Assignment:
Copy out every line from the records that includes "username".
Input for this task: Begin
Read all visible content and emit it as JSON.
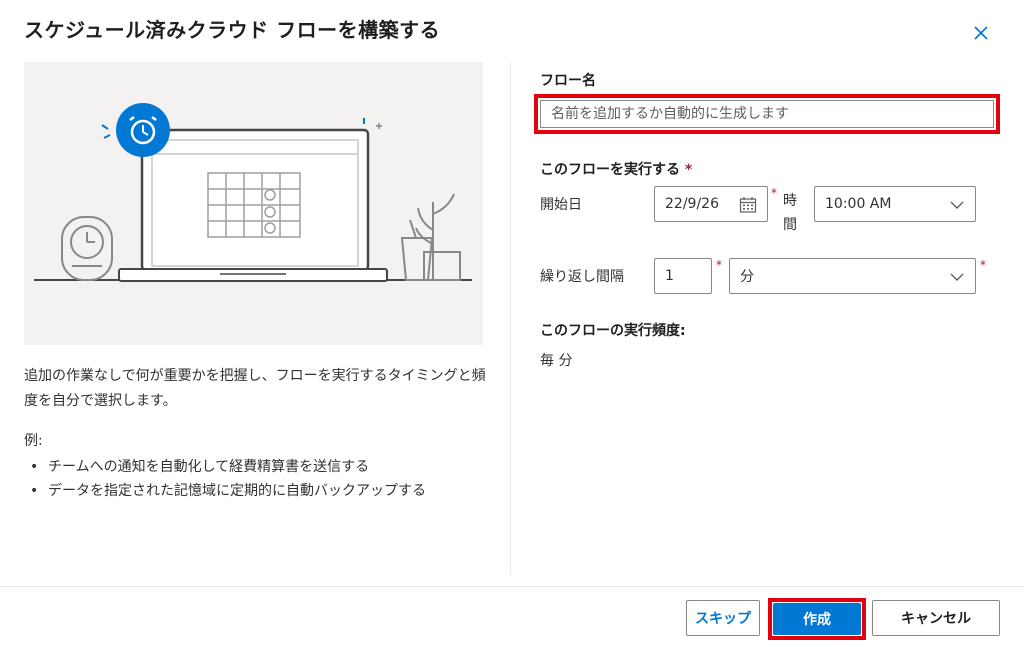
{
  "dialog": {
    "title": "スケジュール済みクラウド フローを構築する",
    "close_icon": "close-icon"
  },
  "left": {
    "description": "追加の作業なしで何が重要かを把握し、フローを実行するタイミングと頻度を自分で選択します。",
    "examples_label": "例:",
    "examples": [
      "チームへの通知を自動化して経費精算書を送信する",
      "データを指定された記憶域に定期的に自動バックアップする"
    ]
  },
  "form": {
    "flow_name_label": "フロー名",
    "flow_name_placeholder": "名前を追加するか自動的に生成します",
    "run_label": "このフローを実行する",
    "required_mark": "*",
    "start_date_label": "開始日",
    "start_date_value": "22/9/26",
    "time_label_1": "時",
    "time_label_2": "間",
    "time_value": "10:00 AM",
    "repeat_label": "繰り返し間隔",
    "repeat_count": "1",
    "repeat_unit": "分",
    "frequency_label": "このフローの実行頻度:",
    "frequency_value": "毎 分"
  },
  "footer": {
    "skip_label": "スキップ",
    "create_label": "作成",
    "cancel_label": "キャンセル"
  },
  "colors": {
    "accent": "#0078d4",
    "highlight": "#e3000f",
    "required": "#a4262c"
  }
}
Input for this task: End
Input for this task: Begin
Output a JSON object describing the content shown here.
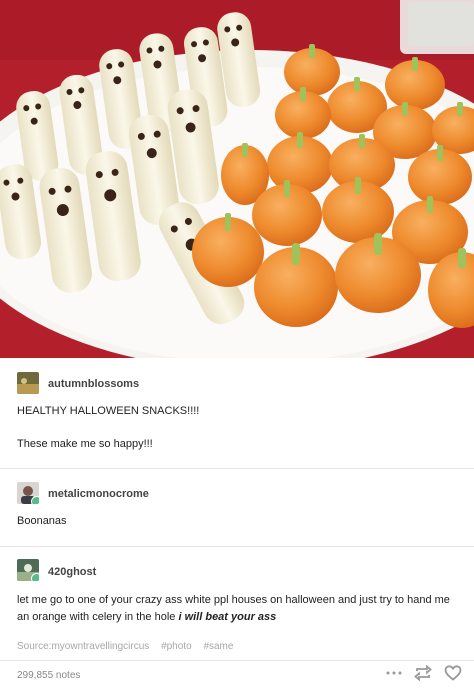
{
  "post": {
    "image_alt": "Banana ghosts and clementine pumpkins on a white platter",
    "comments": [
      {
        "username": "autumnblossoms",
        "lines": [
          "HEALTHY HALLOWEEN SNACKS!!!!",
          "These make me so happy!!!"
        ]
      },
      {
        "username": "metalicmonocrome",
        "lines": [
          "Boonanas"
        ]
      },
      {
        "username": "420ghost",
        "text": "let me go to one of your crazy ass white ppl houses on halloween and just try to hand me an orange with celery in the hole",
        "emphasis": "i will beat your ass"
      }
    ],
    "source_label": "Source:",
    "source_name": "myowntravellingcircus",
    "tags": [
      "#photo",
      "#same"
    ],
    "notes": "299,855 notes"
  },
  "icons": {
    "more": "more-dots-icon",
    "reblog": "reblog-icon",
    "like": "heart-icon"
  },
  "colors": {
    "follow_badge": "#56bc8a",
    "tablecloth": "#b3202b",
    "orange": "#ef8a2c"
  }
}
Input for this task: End
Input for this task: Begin
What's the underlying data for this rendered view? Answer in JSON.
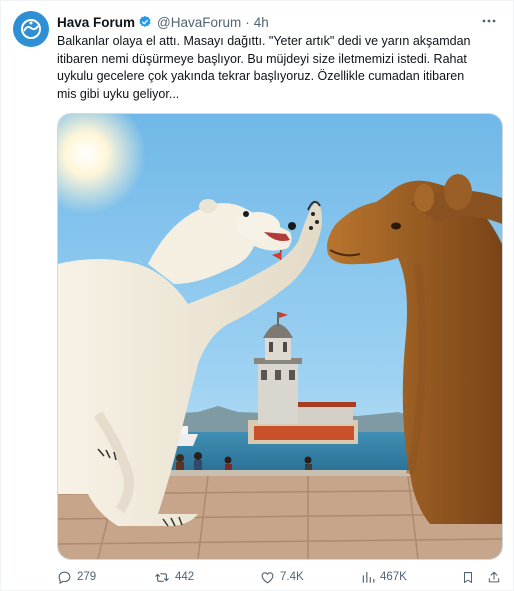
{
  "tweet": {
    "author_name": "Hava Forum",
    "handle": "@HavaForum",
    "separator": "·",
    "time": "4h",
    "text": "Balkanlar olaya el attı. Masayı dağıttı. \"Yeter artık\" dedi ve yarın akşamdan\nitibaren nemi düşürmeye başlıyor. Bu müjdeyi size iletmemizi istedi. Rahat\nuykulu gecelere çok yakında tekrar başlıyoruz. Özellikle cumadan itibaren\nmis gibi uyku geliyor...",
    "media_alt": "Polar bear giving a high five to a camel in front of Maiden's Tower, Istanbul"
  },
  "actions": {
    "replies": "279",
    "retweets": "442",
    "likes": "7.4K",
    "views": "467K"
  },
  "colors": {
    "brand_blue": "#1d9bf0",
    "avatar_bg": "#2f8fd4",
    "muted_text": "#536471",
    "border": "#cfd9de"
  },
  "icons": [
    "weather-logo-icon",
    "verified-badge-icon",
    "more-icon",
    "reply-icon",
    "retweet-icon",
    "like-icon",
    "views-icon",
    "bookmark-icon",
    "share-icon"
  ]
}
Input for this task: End
Response:
        "username": "autumnblossoms",
        "username": "metalicmonocrome",
        "username": "420ghost",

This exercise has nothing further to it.